Tonight's brightest star isn't a star at all.


A good view of the southern sky tonight will show you a lethal predator... and a planetary rival.

Crescent Evening Moon

This weekend's western sky shows off a crescent evening moon.

Vega, Deneb, and Altair

This large triangle sweeps overhead all Summer.


Jupiter points to one of the largest stars in the night sky.

Moon and Jupiter

The full moon and a very bright Jupiter pair up Sunday night.

The moon is amazing with even a little magnification.

Dust off that old telescope! Any telescope will do. I'm Matt Pelsor... and this is your weekend sky report. You don't need anything fancy to enjoy the moon. Even an old toy telescope should give you a surprisingly good view. And never underestimate the power of binoculars either. This weekend the moon is moving through the waxing crescent phase. It'll be a first quarter moon on Sunday night. A partial moon is so much more fun to look at than a full moon. The shadow accentuates textures. Craters seem deeper, mountains seem taller. And the shadow moves each night to reveal new features. It's easier to appreciate just how big the moon is. And as you look at it, it's also fun to know what you're looking at. Since the eastern side of the moon will be illuminated, the four easternmost "seas" will be visible all weekend. And I love the names of the moon's seas. There's the the Sea of Fertility to the south, and the Sea of Crises to the north. Further in is the smaller Sea of Nectar, and north of that is the Sea of Tranquility... the landing site for Apollo 11. All four will be visible all weekend, and the northern Sea of Serenity will be visible Sunday night. Also, the south pole is heavily cratered, so there's lots of texture to appreciate there as well. Look to the western sky in the evening to find the moon this weekend. If you're more of a full moon person, just wait until Father's Day when the full moon will be low to the southeast, right next to a very bright Jupiter. I'm Matt Pelsor. Happy Skywatching.

Lyra and the Ring Nebula

Use bright Vega to find an ancient constellation.

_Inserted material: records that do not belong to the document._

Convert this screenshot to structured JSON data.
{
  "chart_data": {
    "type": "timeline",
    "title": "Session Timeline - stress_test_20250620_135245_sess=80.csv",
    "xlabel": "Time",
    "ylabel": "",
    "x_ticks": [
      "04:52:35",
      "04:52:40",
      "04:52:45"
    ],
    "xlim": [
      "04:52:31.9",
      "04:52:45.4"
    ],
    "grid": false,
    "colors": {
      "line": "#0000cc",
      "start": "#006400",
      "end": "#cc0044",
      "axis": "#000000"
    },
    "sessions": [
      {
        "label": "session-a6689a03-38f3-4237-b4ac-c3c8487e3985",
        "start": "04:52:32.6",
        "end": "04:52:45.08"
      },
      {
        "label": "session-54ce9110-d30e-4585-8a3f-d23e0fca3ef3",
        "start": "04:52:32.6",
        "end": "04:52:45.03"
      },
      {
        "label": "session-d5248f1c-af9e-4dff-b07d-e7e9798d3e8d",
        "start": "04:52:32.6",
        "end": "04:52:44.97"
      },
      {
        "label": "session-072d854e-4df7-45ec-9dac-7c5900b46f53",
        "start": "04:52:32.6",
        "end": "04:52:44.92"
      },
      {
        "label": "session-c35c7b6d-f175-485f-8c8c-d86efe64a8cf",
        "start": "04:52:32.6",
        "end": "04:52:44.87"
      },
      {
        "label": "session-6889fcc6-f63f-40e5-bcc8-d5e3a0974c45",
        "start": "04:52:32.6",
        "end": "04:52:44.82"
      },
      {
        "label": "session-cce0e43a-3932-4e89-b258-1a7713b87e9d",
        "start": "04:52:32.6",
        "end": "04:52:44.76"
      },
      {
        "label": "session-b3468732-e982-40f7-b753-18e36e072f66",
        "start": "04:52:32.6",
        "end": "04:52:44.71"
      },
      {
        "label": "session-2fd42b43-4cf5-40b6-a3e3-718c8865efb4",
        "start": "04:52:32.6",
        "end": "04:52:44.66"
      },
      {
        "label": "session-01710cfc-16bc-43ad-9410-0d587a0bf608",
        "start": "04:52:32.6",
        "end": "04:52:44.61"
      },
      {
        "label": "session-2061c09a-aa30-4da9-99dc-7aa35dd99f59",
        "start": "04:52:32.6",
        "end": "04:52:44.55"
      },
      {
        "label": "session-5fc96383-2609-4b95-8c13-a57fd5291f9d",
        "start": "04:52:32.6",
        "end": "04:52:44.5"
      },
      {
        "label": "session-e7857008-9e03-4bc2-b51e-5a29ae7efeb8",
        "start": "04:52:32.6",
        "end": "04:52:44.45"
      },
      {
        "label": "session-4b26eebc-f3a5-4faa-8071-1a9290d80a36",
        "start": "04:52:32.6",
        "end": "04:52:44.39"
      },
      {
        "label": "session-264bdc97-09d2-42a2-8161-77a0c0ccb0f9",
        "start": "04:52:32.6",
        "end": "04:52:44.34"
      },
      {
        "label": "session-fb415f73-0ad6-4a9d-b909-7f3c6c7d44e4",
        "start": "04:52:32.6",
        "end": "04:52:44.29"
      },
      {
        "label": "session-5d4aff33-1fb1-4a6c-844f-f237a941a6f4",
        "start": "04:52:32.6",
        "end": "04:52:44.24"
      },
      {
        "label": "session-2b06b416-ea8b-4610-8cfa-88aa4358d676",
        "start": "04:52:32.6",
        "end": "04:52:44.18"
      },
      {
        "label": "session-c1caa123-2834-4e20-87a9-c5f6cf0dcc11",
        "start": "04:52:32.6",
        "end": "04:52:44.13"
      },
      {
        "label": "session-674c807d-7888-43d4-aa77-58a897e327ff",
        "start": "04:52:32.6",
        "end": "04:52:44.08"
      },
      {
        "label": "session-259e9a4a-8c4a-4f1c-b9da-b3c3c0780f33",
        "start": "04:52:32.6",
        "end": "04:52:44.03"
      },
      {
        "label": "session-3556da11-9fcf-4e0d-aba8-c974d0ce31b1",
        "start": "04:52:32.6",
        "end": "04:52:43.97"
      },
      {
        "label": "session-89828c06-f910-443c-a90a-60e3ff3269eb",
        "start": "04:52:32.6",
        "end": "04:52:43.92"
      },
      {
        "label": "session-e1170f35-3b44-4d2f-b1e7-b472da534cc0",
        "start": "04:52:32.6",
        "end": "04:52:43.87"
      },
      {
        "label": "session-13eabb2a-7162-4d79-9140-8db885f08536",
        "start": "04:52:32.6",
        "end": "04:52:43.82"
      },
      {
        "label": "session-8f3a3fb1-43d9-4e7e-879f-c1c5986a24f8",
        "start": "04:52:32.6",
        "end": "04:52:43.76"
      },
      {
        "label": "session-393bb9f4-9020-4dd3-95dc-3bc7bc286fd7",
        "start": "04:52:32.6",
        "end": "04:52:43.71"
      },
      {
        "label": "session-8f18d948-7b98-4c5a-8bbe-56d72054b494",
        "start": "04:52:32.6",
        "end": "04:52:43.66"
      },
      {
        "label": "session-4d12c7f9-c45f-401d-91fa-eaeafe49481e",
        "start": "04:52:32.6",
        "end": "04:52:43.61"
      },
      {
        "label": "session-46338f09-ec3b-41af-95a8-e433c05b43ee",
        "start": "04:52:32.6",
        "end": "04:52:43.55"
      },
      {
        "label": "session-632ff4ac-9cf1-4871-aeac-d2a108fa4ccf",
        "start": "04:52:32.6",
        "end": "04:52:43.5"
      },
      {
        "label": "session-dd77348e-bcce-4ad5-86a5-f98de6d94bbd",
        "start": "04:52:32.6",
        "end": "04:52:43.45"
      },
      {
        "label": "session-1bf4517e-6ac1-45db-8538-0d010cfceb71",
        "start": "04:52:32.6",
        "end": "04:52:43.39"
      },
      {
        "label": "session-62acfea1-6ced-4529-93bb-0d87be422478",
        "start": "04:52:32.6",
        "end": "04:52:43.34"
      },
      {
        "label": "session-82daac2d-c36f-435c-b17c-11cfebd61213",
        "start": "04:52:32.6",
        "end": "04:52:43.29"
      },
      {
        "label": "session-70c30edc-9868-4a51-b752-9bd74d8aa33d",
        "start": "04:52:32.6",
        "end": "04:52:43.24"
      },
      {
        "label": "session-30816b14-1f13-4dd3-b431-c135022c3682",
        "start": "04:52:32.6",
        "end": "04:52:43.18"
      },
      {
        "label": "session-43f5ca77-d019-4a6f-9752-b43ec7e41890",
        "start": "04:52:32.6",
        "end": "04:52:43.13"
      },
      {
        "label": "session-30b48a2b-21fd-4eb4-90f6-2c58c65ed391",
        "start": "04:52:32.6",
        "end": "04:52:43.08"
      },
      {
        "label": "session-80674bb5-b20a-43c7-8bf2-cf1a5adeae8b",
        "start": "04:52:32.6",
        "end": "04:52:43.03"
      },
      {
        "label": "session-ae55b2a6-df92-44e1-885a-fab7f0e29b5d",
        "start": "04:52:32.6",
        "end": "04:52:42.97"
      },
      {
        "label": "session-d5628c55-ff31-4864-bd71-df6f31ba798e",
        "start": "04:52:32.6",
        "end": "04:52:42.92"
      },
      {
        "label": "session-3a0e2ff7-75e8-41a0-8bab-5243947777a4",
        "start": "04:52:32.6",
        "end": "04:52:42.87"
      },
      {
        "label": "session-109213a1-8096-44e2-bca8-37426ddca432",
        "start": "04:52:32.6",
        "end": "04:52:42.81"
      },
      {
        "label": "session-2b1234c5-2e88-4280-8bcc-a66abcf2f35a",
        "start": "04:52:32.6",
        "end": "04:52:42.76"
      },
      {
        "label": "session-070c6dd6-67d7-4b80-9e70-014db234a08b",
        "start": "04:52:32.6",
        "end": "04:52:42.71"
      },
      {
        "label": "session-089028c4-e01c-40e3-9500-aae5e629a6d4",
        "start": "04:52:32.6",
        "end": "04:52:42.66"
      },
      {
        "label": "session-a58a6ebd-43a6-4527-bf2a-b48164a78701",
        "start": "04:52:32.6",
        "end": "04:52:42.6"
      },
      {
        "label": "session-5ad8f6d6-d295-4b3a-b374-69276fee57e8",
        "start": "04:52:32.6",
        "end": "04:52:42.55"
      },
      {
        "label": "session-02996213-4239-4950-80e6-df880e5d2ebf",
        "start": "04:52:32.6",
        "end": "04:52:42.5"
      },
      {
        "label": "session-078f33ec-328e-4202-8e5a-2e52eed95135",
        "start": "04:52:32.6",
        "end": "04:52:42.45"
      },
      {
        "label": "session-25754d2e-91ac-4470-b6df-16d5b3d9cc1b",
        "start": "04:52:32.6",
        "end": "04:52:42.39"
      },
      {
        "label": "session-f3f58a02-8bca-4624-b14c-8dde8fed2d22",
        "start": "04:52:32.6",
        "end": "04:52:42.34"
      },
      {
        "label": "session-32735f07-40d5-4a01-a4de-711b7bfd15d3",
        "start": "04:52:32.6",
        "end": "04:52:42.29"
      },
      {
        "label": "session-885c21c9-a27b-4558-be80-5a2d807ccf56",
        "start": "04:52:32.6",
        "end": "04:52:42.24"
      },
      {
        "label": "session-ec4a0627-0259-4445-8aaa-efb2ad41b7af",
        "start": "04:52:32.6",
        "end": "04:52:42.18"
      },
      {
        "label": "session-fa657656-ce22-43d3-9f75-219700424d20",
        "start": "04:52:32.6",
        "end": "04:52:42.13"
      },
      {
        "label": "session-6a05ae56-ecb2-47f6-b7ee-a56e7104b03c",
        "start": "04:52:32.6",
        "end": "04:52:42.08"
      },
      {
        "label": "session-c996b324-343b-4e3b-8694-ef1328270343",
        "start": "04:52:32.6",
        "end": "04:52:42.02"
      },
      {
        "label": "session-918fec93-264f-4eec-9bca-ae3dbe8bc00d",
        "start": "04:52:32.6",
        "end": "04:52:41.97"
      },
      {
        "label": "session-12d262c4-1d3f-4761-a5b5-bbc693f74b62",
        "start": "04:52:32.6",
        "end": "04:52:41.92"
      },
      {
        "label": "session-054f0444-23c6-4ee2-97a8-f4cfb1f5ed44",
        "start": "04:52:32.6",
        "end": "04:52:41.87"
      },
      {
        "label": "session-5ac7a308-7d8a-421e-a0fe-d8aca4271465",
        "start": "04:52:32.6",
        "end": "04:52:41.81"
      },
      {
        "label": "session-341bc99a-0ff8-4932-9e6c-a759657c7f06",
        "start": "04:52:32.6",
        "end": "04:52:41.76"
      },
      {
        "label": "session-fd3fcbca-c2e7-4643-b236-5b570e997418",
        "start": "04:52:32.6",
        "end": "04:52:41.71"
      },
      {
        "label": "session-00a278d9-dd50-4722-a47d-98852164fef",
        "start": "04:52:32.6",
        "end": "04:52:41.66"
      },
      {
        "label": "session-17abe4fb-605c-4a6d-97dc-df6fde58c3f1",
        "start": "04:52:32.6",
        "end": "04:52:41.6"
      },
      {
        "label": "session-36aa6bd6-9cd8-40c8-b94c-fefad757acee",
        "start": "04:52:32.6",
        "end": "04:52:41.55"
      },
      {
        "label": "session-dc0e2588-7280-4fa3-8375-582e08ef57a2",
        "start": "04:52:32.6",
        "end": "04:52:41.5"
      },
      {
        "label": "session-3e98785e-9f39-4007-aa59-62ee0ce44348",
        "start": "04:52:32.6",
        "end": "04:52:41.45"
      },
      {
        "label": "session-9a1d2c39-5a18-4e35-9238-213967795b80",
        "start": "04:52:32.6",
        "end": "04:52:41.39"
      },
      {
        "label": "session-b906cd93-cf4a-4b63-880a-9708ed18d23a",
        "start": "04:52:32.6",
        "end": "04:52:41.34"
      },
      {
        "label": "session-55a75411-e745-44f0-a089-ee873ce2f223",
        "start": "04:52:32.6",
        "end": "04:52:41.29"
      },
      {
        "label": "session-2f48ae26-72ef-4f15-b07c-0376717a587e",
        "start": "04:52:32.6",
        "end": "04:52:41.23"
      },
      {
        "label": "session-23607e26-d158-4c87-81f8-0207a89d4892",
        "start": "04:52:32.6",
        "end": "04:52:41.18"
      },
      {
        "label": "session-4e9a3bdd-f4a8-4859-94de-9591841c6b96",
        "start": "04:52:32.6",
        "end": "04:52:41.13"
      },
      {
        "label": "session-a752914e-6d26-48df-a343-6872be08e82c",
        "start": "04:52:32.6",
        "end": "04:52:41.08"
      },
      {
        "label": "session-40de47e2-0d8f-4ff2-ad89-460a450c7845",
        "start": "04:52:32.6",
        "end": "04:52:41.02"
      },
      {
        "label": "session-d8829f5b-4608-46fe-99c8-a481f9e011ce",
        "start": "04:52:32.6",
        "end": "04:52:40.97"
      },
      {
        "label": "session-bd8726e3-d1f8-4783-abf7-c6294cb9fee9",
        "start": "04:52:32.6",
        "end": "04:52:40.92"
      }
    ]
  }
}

Use the Big Dipper to identify two bright evening stars.

And now for two bright stars... and how to find them. I'm Matt Pelsor, and this is your Weekend Sky Report. Arcturus and Spica are two of the brightest stars in the northern hemisphere, so they're not hard to see... but if you're new to Astronomy, you can use this mnemonic device to find them: Arc to Arcturus, and Spike to Spica. Here's what I mean... First, find the Big Dipper, then follow the curve of the handle, or arc that it makes to bright orange-white Arcturus. From there, continue that same direction, but with a more laser-straight line to bluish white Spica. Arc to Arcturus, then spike to Spica. Arcturus is just slightly more massive than our sun, but it's more than 25 times larger, and more than 150 times brighter. This is because it has entered the next stage of its life... all of its core hydrogen has been used up and it's puffed up to many times its original size. The same thing will happen to our sun in a few billion years. Spica makes up the right hand of the constellation Virgo. In some interpretations, it represents an ear of wheat in Virgo's right hand. It's easily the brightest star in the constellation... and actually, it's two stars. Spica is a spectroscopic binary... meaning it's two stars that are so close together, you can't split them with a telescope. Because they're so close, they orbit each other very quickly. Each orbit takes only 4 days. What's more, the gravitational forces each star has on the other makes them more egg-shaped than spherical. But again, you won't be able to tell that from looking at it through a telescope. When you find Spica, you'll be looking at a star almost 2000 times brighter than our sun. I'm Matt Pelsor... happy skywatching.

Full Moon

It's a full moon this weekend...so what are we seeing when we look at the moon?

Quarter Moon

The moon returns to the evening sky this weekend.

Messier 92

Use Vega to find that other globular cluster in Hercules.

Messier 3

Arcturus leads us to one of the oldest objects in the galaxy.

Big Dipper

Test your eyesight with the Big Dipper.

M87 Galaxy

See the galaxy that gave us our first look at a black hole.

Coma Star Cluster

Use Arcturus to find this big star cluster.

Messier 41

Bright Sirius marks an easy-to-find deep sky object.

Beehive Cluster

There's a brilliant star cluster hiding in Cancer, The Crab.


Celebrate International Women's Day by looking up this weekend.

Orion Nebula

Observe a stellar nursery from your own backyard.


This weekend, use Mars to find an outer planet.


Gemini gives us six stars in one, and you can split them with your telescope.

Planet Mars

Find the red planet in the Western sky this evening.

Winter Triangle (Sirius)

The brightest star in the sky leads us to the Winter Triangle.